At one time or another, we’ve all caught the flu. It’s spread very easily; many times simply by talking to someone who has the flu. Small droplets travel through air and can get into the eyes, nose or mouth. Being close to someone who’s sick and coughing is probably the number one way the flu is transferred from person to person.
In older adults, flu may come on more slowly and last longer. If you have body aches, fever, cough and/or a sore throat, chances are you have the flu. These are the tell-tale symptoms.
While the flu can’t be stopped in its tracks, there are ways the risk of getting it can be lessened.
Flu prevention takes a number of forms. First, under the guidance of your physician, see if a flu shot is right for you. Getting a flu shot is important for older adults because they are more susceptible.
Next, stay away from those who are sick. Make sure to wash your hands frequently using soap and warm water. Or use anti-bacterial hand gel.

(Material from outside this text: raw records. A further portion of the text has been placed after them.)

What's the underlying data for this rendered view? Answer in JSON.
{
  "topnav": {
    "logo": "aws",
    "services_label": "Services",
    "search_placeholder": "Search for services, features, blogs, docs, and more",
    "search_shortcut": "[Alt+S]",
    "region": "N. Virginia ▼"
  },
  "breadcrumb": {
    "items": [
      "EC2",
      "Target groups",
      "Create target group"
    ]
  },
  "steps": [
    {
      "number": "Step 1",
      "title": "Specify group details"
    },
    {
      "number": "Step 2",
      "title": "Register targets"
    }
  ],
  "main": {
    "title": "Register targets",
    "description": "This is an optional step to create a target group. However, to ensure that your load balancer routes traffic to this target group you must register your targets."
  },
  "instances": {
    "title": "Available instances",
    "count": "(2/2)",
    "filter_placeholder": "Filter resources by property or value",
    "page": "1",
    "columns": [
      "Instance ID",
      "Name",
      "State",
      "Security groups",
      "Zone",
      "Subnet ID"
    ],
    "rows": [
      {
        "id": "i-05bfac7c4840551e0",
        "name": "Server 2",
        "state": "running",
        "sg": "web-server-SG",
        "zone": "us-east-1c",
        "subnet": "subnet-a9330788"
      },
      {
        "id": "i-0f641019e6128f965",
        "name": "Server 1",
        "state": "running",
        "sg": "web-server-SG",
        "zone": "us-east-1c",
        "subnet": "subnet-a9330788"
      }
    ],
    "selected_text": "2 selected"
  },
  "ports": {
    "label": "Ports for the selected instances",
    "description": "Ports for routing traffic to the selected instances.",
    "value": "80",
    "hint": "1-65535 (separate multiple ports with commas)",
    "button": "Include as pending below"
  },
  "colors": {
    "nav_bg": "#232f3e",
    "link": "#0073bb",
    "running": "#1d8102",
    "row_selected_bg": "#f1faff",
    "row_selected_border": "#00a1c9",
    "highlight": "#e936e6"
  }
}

Over 30 years the CDC measured the number of deaths each year among different age groups. For those 65 years and older, the CDC reported the average number of deaths during this time as more than 5,500. This age group suffers more flu deaths than any other.
Do all you can not to become a statistic by keeping an eye on your health and any flu-related symptoms.
This blog is for informational purposes only, and is not intended to be a substitute for professional medical advice, diagnosis, or treatment. Always seek the advice of your physician or other qualified health provider with any questions you may have regarding your health or medical needs.